SNV pig feed project exceeds targets
Launched in 2016 and completed in September 2018, the pig feed project (funded by the Australian Aid) aimed to increase the income of 42,000 pig smallholders by 30%, and develop the pig feed distribution channel up to of 79 reseller agents. The project focused on the four Indonesian districts of Kupang, Timor Tengah Selatan (TTS), Timor Tengah Utara (TTU), and Belu.
At project completion, 54,000 pig smallholders gained access to improved quality feeds. They also acquired better knowledge on good rearing practices (GRP) after receiving training from pig feed sales agents. As a result, smallholders applying these practices saw their income almost double from IDR 1,780,000 (€ 102) to almost double to IDR 3,381,000 (€ 195), for every rearing cycle (approximately 6 months).
Based on an assessment, the project delivered beyond its initial targets:
- 54,000 male and female farmers benefitted from the project’s activities, 126% higher than the projected 42,000;
- 76,410 women were involved in the project overall, 54% more than the expected number of 42,450 women;
- 164 agents and retailers joined the project, 208% higher than the intended 79;
- More than 141,500 smallholders gained access to innovations, 189% higher than the intended 75,000; and
- IDR 171 billion (€ 9.9 million) turnover for agents and retailers, 138% higher than the intended IDR 123 billion (€ 7.1 million).
Private sector cooperation
“One of the project’s key success came from SNV’s facilitation of the activities that market actors conducted within the value chain,” explained Sutresniwati, SNV project manager.
SNV established partnerships with four private sector feed companies: PT Cargill Indonesia, PT Sierad Produce, PT Malindo Feedmill, PT Sinar Terang Madani, as well with the pharmaceutical company PT Medion.
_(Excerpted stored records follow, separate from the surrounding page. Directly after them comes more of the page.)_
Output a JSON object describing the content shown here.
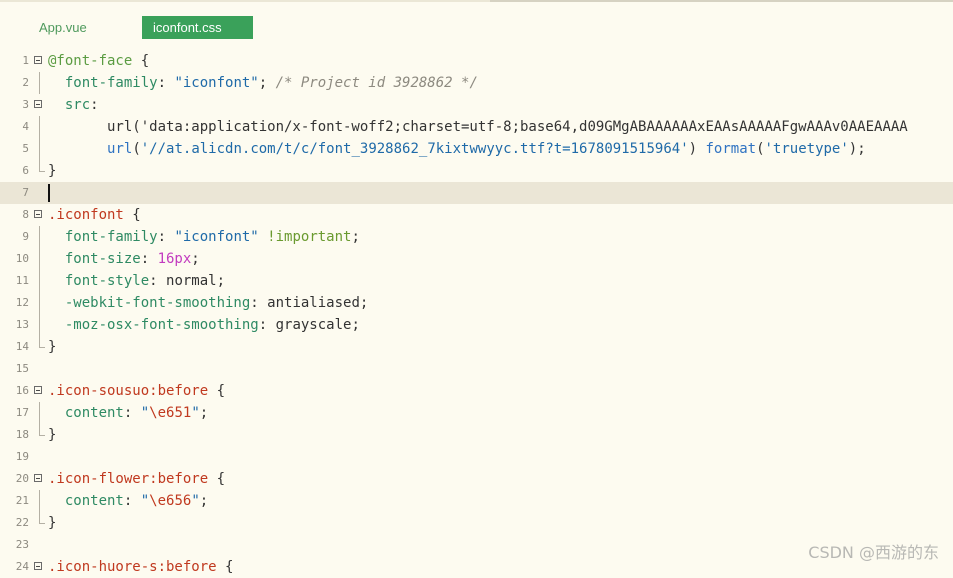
{
  "tabs": [
    {
      "label": "App.vue",
      "active": false
    },
    {
      "label": "iconfont.css",
      "active": true
    }
  ],
  "lines": [
    {
      "n": "1",
      "fold": true,
      "guide": false,
      "tokens": [
        [
          "kw",
          "@font-face"
        ],
        [
          "txt",
          " {"
        ]
      ]
    },
    {
      "n": "2",
      "fold": false,
      "guide": true,
      "tokens": [
        [
          "txt",
          "  "
        ],
        [
          "prop",
          "font-family"
        ],
        [
          "txt",
          ": "
        ],
        [
          "str",
          "\"iconfont\""
        ],
        [
          "txt",
          "; "
        ],
        [
          "cmt",
          "/* Project id 3928862 */"
        ]
      ]
    },
    {
      "n": "3",
      "fold": true,
      "guide": false,
      "tokens": [
        [
          "txt",
          "  "
        ],
        [
          "prop",
          "src"
        ],
        [
          "txt",
          ":"
        ]
      ]
    },
    {
      "n": "4",
      "fold": false,
      "guide": true,
      "tokens": [
        [
          "txt",
          "       url('data:application/x-font-woff2;charset=utf-8;base64,d09GMgABAAAAAAxEAAsAAAAAFgwAAAv0AAEAAAA"
        ]
      ]
    },
    {
      "n": "5",
      "fold": false,
      "guide": true,
      "tokens": [
        [
          "txt",
          "       "
        ],
        [
          "fn",
          "url"
        ],
        [
          "txt",
          "("
        ],
        [
          "str",
          "'//at.alicdn.com/t/c/font_3928862_7kixtwwyyc.ttf?t=1678091515964'"
        ],
        [
          "txt",
          ") "
        ],
        [
          "fn",
          "format"
        ],
        [
          "txt",
          "("
        ],
        [
          "str",
          "'truetype'"
        ],
        [
          "txt",
          ");"
        ]
      ]
    },
    {
      "n": "6",
      "fold": false,
      "guide": "end",
      "tokens": [
        [
          "txt",
          "}"
        ]
      ]
    },
    {
      "n": "7",
      "fold": false,
      "guide": false,
      "current": true,
      "tokens": []
    },
    {
      "n": "8",
      "fold": true,
      "guide": false,
      "tokens": [
        [
          "sel",
          ".iconfont"
        ],
        [
          "txt",
          " {"
        ]
      ]
    },
    {
      "n": "9",
      "fold": false,
      "guide": true,
      "tokens": [
        [
          "txt",
          "  "
        ],
        [
          "prop",
          "font-family"
        ],
        [
          "txt",
          ": "
        ],
        [
          "str",
          "\"iconfont\""
        ],
        [
          "txt",
          " "
        ],
        [
          "imp",
          "!important"
        ],
        [
          "txt",
          ";"
        ]
      ]
    },
    {
      "n": "10",
      "fold": false,
      "guide": true,
      "tokens": [
        [
          "txt",
          "  "
        ],
        [
          "prop",
          "font-size"
        ],
        [
          "txt",
          ": "
        ],
        [
          "num",
          "16px"
        ],
        [
          "txt",
          ";"
        ]
      ]
    },
    {
      "n": "11",
      "fold": false,
      "guide": true,
      "tokens": [
        [
          "txt",
          "  "
        ],
        [
          "prop",
          "font-style"
        ],
        [
          "txt",
          ": normal;"
        ]
      ]
    },
    {
      "n": "12",
      "fold": false,
      "guide": true,
      "tokens": [
        [
          "txt",
          "  "
        ],
        [
          "prop",
          "-webkit-font-smoothing"
        ],
        [
          "txt",
          ": antialiased;"
        ]
      ]
    },
    {
      "n": "13",
      "fold": false,
      "guide": true,
      "tokens": [
        [
          "txt",
          "  "
        ],
        [
          "prop",
          "-moz-osx-font-smoothing"
        ],
        [
          "txt",
          ": grayscale;"
        ]
      ]
    },
    {
      "n": "14",
      "fold": false,
      "guide": "end",
      "tokens": [
        [
          "txt",
          "}"
        ]
      ]
    },
    {
      "n": "15",
      "fold": false,
      "guide": false,
      "tokens": []
    },
    {
      "n": "16",
      "fold": true,
      "guide": false,
      "tokens": [
        [
          "sel",
          ".icon-sousuo:before"
        ],
        [
          "txt",
          " {"
        ]
      ]
    },
    {
      "n": "17",
      "fold": false,
      "guide": true,
      "tokens": [
        [
          "txt",
          "  "
        ],
        [
          "prop",
          "content"
        ],
        [
          "txt",
          ": "
        ],
        [
          "str",
          "\""
        ],
        [
          "sel",
          "\\e651"
        ],
        [
          "str",
          "\""
        ],
        [
          "txt",
          ";"
        ]
      ]
    },
    {
      "n": "18",
      "fold": false,
      "guide": "end",
      "tokens": [
        [
          "txt",
          "}"
        ]
      ]
    },
    {
      "n": "19",
      "fold": false,
      "guide": false,
      "tokens": []
    },
    {
      "n": "20",
      "fold": true,
      "guide": false,
      "tokens": [
        [
          "sel",
          ".icon-flower:before"
        ],
        [
          "txt",
          " {"
        ]
      ]
    },
    {
      "n": "21",
      "fold": false,
      "guide": true,
      "tokens": [
        [
          "txt",
          "  "
        ],
        [
          "prop",
          "content"
        ],
        [
          "txt",
          ": "
        ],
        [
          "str",
          "\""
        ],
        [
          "sel",
          "\\e656"
        ],
        [
          "str",
          "\""
        ],
        [
          "txt",
          ";"
        ]
      ]
    },
    {
      "n": "22",
      "fold": false,
      "guide": "end",
      "tokens": [
        [
          "txt",
          "}"
        ]
      ]
    },
    {
      "n": "23",
      "fold": false,
      "guide": false,
      "tokens": []
    },
    {
      "n": "24",
      "fold": true,
      "guide": false,
      "tokens": [
        [
          "sel",
          ".icon-huore-s:before"
        ],
        [
          "txt",
          " {"
        ]
      ]
    }
  ],
  "watermark": "CSDN @西游的东"
}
SNV provided the companies with advice on marketing and how they could strengthen their distribution network. As a result, these companies made the combined investment of IDR 1.9 billion (€ 109,000) to strengthen their distribution channels, provide promotion materials to resellers, organise training workshops, and establish demo-plots. SNV also increased distribution agents’ knowledge on business development and good pig rearing practices.
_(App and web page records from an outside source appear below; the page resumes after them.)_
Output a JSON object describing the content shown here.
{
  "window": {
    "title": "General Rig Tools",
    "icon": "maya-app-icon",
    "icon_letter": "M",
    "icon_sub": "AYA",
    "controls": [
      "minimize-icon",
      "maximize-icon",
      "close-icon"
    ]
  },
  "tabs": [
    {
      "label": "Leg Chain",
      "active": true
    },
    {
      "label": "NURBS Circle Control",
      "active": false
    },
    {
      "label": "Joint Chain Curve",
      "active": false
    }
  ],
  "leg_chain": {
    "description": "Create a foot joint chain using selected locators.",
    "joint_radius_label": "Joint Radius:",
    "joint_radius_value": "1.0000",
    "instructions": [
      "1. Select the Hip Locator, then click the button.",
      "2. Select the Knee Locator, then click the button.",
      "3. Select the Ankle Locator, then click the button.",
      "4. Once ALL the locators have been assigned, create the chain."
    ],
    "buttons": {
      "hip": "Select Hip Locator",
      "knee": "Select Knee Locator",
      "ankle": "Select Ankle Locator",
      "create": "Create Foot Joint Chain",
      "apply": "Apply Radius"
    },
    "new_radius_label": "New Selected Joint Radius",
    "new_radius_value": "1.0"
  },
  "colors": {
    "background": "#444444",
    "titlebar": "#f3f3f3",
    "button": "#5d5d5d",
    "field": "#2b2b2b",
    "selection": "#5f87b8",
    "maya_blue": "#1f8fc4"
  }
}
Nikson Bilik (in the back) with SNV representatives and trainers.
Nikson Bilik (56 yo) for example became a new pig feed agent in the TTS District. He started his business in March 2018. A few months after joining the SNV project, he realised a monthly sales of IDR 80-100 million (€ 4,700–5,700). He is not alone. In total, 28 male and female agents and 213 male and female village promotors have benefitted from this project. Ibu Yance (45 yo) is a female pig smallholder, also from the TTS District. She rears three pigs. Before engaging in the project, she fed her pigs leftovers or left them to forage in her backyard. Whenever she wanted to provide them with proper feed, she had to travel to the district’s capital. Now she can buy fodder from Nikson. “I used to spend a considerable amount of money and time to make trips to the capital” she recollects. “Now, when I need to get pig feed, I can buy it whenever I need it from Nikson Bilik’s kiosk. It is just a few feet away!”
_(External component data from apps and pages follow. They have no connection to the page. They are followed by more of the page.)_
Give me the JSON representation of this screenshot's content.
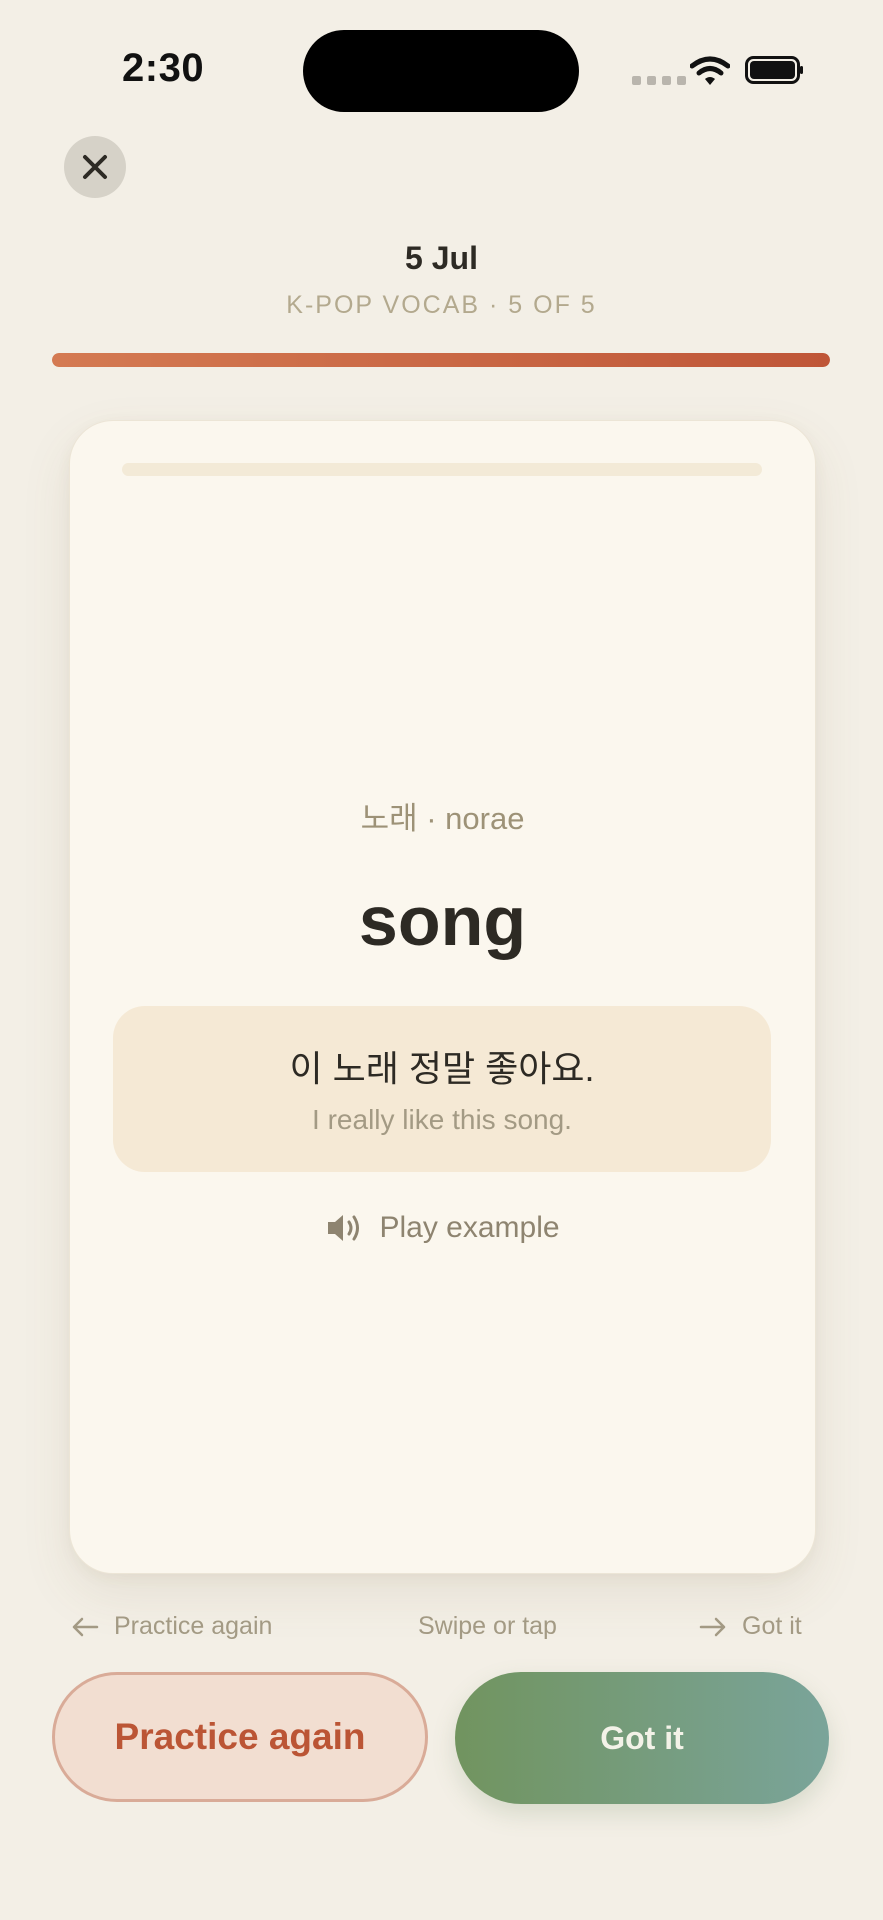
{
  "status_bar": {
    "time": "2:30"
  },
  "header": {
    "close_icon": "close-icon",
    "date": "5 Jul",
    "subtitle": "K-POP VOCAB · 5 OF 5",
    "progress": 1.0,
    "progress_color": "#c95d3e"
  },
  "card": {
    "romanization": "노래 · norae",
    "word": "song",
    "example": {
      "korean": "이 노래 정말 좋아요.",
      "english": "I really like this song."
    },
    "play_label": "Play example",
    "play_icon": "speaker-icon"
  },
  "hints": {
    "left": "Practice again",
    "center": "Swipe or tap",
    "right": "Got it"
  },
  "buttons": {
    "practice_again": "Practice again",
    "got_it": "Got it"
  },
  "colors": {
    "background": "#f3efe6",
    "accent_orange": "#c95d3e",
    "accent_green": "#71945f"
  }
}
From aid to trade
With funding agencies increasingly shifting their focus from aid to trade SNV Agriculture Sector Leader in Indonesia Rizki Pandu Permana explained that this project showcases the effectiveness of an inclusive business and Markets for the Poor (M4P) approach. As the PRISMA project demonstrated, such approaches can support poverty reduction and value chain development activities, as part of private sector business models. He added that the SNV project has successfully promoted growth for all through the value chain.